The building’s layout – described as four structures under one roof canopy to create an “art village” – has no interior hallways, leaving plenty of open spaces for students to gather or work on their art.

Those include a large terrace on the northeast corner of the second floor and a covered open-space area beckoning from the southeast corner, with the rustic oaks of the Wash only a stone’s throw away.

Expect plenty of natural light: More than half of the exterior of the building will be glass. Upstairs, Professor Mercedes Texeido’s drawing studio will be lit with help from gill-like skylights (see photo.) The painting studio on the north side of the second floor looks out at a sweeping view of the San Gabriel Mountains.

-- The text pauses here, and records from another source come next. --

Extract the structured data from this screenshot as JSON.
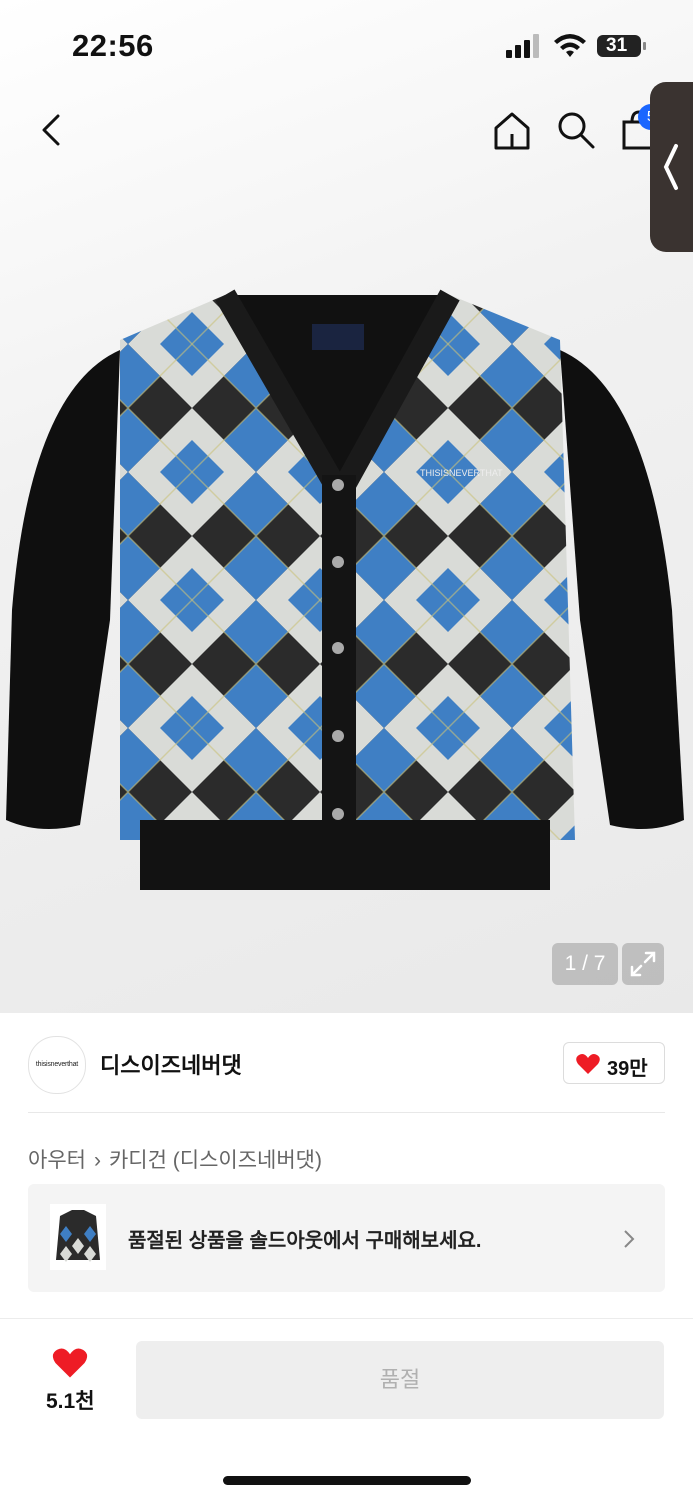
{
  "status_bar": {
    "time": "22:56",
    "battery": "31"
  },
  "header": {
    "cart_count": "5"
  },
  "gallery": {
    "current": "1",
    "total": "7",
    "counter": "1 / 7",
    "product_logo_text": "THISISNEVERTHAT"
  },
  "brand": {
    "logo_text": "thisisneverthat",
    "name": "디스이즈네버댓",
    "likes": "39만"
  },
  "breadcrumb": {
    "category": "아우터",
    "subcategory": "카디건 (디스이즈네버댓)"
  },
  "soldout_banner": {
    "text": "품절된 상품을 솔드아웃에서 구매해보세요."
  },
  "bottom_bar": {
    "favorite_count": "5.1천",
    "buy_label": "품절"
  },
  "colors": {
    "accent_red": "#ee1c25",
    "badge_blue": "#1a66ff",
    "cardigan_blue": "#3f7fc4"
  }
}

Along with spaces for painting, sculpture, drawing, metal work, a digital studio, a wood shop, photography, a computer lab and more, the building also includes a lounge with a kitchen, adjacent to the artist-in-residence space.

The grounds of the large courtyard – another distinctive feature of the building — are starting to take shape. A cork oak has been planted, and faculty from both the art and geology departments have selected boulders that will be placed in the courtyard and used for both casual seating and for instruction by geology classes.

The art-geology connection is just one example of the interdisciplinary aims behind the new building. One purpose for of the open-air gathering spaces is to allow students in different artistic disciplines to work side by side, and junior/senior studios also will be shared between disciplines.

There could even be some unplanned interdisciplinary interaction between art and athletics: the balcony and terrace on the northern end of the upper floor offer a view into the outfield of Pomona’s baseball field.

Photo by Laura Tiffany